PROBLEM TO SOLVE> The lines below that include "title" are to be found and copied.
━━ INFORMATION GIVEN ━━
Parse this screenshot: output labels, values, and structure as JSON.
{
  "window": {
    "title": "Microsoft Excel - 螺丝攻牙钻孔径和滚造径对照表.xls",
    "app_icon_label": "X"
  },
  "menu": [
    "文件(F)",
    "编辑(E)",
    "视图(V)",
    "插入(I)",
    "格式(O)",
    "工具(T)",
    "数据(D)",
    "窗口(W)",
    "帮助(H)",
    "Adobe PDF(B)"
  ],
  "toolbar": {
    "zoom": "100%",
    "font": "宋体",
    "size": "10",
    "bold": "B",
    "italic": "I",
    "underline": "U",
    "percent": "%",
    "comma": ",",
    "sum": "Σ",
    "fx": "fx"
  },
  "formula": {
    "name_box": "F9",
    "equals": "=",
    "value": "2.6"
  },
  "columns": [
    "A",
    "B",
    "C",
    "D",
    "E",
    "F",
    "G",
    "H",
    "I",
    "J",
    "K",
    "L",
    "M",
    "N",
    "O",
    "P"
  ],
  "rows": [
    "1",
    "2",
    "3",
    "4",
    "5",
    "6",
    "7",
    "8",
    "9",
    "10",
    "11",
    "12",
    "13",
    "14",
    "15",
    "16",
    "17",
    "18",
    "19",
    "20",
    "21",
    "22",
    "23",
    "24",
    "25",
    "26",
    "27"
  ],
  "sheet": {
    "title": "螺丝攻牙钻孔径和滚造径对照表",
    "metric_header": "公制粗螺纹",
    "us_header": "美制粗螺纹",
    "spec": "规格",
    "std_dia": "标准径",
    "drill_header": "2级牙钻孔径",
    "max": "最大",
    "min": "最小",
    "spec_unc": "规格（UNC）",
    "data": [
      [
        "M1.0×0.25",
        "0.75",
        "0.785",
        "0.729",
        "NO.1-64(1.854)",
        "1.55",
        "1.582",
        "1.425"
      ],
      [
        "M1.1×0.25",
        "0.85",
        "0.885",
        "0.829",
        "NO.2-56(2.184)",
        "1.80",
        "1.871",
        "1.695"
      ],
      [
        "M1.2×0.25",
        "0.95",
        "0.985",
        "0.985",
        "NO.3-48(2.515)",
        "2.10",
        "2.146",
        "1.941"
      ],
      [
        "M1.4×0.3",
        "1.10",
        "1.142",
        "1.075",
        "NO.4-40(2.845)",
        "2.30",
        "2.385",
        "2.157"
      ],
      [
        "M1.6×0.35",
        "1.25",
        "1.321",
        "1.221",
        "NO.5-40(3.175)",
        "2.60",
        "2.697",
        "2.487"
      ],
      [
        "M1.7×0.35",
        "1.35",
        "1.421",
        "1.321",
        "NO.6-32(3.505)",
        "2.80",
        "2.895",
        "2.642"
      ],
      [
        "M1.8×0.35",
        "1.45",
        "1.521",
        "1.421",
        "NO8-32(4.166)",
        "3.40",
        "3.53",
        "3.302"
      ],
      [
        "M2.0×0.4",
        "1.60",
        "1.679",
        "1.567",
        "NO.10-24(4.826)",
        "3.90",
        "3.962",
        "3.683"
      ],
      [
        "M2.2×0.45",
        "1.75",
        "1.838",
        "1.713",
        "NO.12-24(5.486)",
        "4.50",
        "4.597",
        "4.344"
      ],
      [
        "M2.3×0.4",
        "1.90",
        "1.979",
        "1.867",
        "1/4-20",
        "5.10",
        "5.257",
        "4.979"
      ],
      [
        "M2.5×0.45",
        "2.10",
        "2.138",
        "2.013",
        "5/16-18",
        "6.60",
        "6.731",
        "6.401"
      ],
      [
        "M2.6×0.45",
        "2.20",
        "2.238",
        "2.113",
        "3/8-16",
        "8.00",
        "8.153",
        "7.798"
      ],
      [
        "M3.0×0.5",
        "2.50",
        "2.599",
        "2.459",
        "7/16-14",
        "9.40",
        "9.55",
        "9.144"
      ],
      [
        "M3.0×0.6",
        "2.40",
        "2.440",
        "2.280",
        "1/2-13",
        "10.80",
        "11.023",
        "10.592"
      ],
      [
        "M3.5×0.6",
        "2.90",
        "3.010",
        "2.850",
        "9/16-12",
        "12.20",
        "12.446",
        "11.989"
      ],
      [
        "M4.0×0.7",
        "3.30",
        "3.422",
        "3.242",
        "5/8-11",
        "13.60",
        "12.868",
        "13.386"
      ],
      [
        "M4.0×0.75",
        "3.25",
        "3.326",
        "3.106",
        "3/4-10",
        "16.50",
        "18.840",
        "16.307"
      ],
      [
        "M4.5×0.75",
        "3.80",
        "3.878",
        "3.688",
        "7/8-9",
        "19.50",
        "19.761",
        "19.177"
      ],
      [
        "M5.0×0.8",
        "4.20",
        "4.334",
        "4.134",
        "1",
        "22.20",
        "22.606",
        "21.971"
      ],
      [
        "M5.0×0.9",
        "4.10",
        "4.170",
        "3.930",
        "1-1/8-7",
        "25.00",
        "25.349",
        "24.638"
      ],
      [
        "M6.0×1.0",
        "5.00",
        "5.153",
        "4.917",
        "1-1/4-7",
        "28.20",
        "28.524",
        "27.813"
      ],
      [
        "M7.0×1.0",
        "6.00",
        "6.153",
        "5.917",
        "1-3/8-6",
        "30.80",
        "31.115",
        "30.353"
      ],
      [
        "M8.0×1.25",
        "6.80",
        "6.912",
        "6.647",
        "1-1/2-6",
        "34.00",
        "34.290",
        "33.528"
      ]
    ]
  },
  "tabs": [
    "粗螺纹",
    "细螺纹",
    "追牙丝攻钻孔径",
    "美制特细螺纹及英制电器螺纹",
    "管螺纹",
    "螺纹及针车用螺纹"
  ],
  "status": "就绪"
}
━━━
SOLUTION TO THE EXERCISE>
    "title": "Microsoft Excel - 螺丝攻牙钻孔径和滚造径对照表.xls",
    "title": "螺丝攻牙钻孔径和滚造径对照表",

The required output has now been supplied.